- **Problem to solve**
Filter the entries that follow, copying every line in which the word "face" appears.
Exercise data Block Start
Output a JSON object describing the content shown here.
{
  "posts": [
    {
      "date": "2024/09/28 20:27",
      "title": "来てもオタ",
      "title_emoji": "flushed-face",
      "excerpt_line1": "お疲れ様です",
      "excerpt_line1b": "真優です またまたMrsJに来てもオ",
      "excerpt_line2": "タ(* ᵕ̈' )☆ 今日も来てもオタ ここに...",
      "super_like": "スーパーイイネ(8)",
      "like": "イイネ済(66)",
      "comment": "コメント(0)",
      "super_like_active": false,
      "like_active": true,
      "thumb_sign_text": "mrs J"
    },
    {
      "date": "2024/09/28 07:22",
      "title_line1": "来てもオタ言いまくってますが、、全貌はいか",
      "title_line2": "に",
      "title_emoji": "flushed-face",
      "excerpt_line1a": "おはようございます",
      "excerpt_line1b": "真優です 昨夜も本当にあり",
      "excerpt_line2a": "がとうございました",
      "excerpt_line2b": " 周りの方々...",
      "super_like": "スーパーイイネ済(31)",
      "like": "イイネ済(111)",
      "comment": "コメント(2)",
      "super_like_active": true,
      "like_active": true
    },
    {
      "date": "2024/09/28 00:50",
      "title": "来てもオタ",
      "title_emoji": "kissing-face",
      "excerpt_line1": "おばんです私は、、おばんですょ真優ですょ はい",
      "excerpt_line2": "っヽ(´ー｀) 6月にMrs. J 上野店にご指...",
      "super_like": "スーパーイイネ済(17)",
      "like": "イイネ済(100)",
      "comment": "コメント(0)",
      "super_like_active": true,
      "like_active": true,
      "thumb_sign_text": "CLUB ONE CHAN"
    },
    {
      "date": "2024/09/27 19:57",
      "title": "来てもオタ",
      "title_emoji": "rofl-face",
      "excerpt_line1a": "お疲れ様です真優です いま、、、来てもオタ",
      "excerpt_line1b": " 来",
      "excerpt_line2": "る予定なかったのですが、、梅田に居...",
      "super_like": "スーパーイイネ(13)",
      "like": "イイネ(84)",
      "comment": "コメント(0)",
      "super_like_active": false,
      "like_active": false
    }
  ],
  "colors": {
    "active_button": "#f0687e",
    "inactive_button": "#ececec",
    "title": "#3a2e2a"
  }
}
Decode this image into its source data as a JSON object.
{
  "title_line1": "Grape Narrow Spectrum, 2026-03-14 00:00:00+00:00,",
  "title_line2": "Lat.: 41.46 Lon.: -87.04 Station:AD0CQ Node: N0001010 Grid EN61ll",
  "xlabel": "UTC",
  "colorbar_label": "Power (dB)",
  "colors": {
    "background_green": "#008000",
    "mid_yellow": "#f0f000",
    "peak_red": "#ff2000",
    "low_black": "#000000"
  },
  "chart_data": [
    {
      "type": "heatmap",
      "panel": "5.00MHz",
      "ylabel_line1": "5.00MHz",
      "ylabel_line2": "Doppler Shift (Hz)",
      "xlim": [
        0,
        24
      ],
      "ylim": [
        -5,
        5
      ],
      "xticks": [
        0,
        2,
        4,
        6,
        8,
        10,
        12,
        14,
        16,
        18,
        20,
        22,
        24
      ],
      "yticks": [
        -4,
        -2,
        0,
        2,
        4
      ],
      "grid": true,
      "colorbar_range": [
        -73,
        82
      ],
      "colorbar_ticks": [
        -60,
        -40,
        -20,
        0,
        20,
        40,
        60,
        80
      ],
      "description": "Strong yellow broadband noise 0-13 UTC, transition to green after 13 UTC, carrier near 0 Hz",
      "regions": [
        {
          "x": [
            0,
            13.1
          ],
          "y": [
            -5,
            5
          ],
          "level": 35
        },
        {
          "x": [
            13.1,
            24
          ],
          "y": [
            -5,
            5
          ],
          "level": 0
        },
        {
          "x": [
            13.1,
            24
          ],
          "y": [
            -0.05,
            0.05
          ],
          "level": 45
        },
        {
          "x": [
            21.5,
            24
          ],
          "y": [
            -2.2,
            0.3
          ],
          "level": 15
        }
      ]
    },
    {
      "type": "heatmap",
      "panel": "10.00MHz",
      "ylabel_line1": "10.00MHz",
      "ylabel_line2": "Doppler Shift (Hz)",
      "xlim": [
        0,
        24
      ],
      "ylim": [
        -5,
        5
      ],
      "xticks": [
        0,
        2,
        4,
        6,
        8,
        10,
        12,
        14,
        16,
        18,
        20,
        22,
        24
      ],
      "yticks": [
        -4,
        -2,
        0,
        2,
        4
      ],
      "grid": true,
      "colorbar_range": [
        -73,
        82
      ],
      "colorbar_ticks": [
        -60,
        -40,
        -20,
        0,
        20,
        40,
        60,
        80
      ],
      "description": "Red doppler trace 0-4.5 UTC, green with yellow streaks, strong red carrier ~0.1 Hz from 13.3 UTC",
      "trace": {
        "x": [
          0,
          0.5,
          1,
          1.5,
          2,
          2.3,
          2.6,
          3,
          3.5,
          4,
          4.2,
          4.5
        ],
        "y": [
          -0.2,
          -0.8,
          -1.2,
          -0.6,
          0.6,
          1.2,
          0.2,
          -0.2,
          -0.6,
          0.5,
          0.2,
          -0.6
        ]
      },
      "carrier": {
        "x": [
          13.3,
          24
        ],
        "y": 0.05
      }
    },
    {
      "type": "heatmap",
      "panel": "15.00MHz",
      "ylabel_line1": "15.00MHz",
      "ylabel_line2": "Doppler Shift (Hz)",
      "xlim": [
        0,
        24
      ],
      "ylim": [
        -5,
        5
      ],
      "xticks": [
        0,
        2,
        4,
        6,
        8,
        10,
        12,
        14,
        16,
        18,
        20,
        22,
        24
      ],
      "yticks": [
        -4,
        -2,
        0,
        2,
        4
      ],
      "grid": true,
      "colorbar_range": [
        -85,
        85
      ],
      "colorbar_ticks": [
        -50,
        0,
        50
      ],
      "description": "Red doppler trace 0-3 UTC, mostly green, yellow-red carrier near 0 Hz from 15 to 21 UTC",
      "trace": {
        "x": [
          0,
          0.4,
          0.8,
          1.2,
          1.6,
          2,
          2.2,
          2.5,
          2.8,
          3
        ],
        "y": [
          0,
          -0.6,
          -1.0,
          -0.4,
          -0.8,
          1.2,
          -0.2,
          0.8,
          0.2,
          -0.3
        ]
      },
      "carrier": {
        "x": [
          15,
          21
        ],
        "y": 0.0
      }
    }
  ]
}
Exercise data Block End
- **Result of this task**
      "title_emoji": "flushed-face",
      "title_emoji": "flushed-face",
      "title_emoji": "kissing-face",
      "title_emoji": "rofl-face",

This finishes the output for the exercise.